Along with the success in cancer immunotherapy, comes a growing need for well-characterized preclinical models.

Over the past three decades, conceptual and technical advances in the field of immuno-oncology have provided the knowledge and techniques to develop novel immunotherapeutic approaches that are demonstrating real clinical impact. Some of these advances will be on display at the American Association for Cancer Research conference opening Sunday in New Orleans. The most heralded new class of immuno-oncology drugs are the immune checkpoint inhibitors, which work by blocking the molecules that switch off immune cells, thus increasing tumor immunogenicity.

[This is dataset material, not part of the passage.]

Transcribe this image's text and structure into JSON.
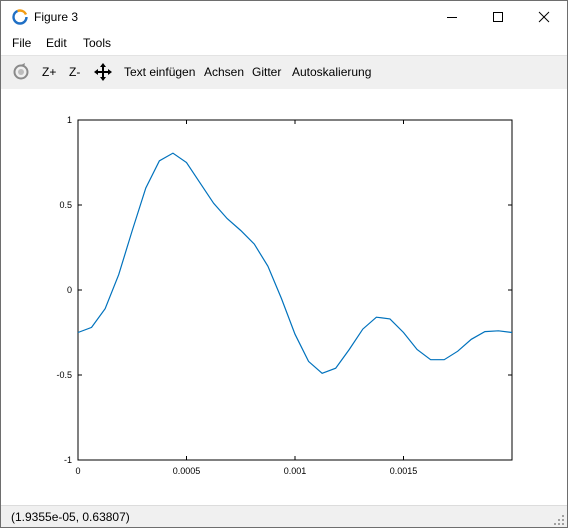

Among the immunotherapeutic methods being used in the clinic or explored for therapeutic potential are many that enhance tumor immunogenicity by blocking inhibitory pathways and inhibitory cells in the tumor microenvironment, such as antibodies against cytotoxic T-lymphocyte-associated antigen-4 (CTLA-4), programmed death 1 (PD-1) or its ligand programmed death ligand 1 (PDL-1). Similarly, methods that can enhance the specificity of anti-tumor immunity by inducing the expansion of T-cells and antibodies directed to well-defined tumor antigens are being investigated, such as cancer vaccines, potent adjuvants and immuno-stimulatory cytokines. Even as monotherapies, these approaches have a substantial impact on the treatment of some patients with advanced, previously untreatable, malignancies. These successes provide a rationale to expect that future immunotherapies can transform cancer treatment, improving the prognosis for many patients, particularly those with hard-to-treat metastatic melanoma and prostate cancer.

With the increasing success and subsequent interest in cancer immunotherapy, there is a growing need for well-characterized preclinical models. We evaluated the responsiveness of several syngeneic murine tumor models to antibody-based, immune checkpoint inhibitor therapeutics targeting CTLA-4 and PD-1, and found a differential response across tumors when these inhibitors were used individually or in combination. This differential allows one to match efficacy with model and expands the portfolio of models available for evaluating combination therapies. Humanized mice are also beginning to gain traction in the study of immunotherapies.

We recently demonstrated the efficacy of checkpoint inhibitors in the human RKO colon carcinoma xenograft model in CD34-NSG humanized mice, which accommodate transplanted human tissue better than other humanized models. Results from these studies show significant tumor growth inhibition in response to checkpoint inhibitor monotherapies associated with activation of cytotoxic lymphocytes and cytokine expression. While checkpoint inhibitor treatment remains center stage in drug discovery, we still need to overcome the immunosuppression associated with cancer in order to achieve better immune-stimulation.

Moreover, other targeted and personalized treatment modalities will likely emerge. Central to this effort will be a reliance on appropriate preclinical models—the backbone of many immuno-oncology drug discovery programs—particularly in the study of combination therapy. Alternate strategies demonstrate different results in different patient populations. To improve clinical results early on in the discovery process, biomarkers that can identify the patients most likely to benefit from immunotherapy are actively being sought.

At the end of the day, it may be that the best results are obtained with vaccines in combination with a variety of antigens, or vaccine and antibody combinations. The combination of immunotherapy with conventional treatments (chemotherapy, anti-angiogenic therapy, etc.) should further improve this approach, both in its effectiveness and in its clinical indications.

How to cite:

Murphy, Joseph. Target Practice. Eureka blog. Apr 13, 2016. Available: http:/eureka.criver.com/target-practice/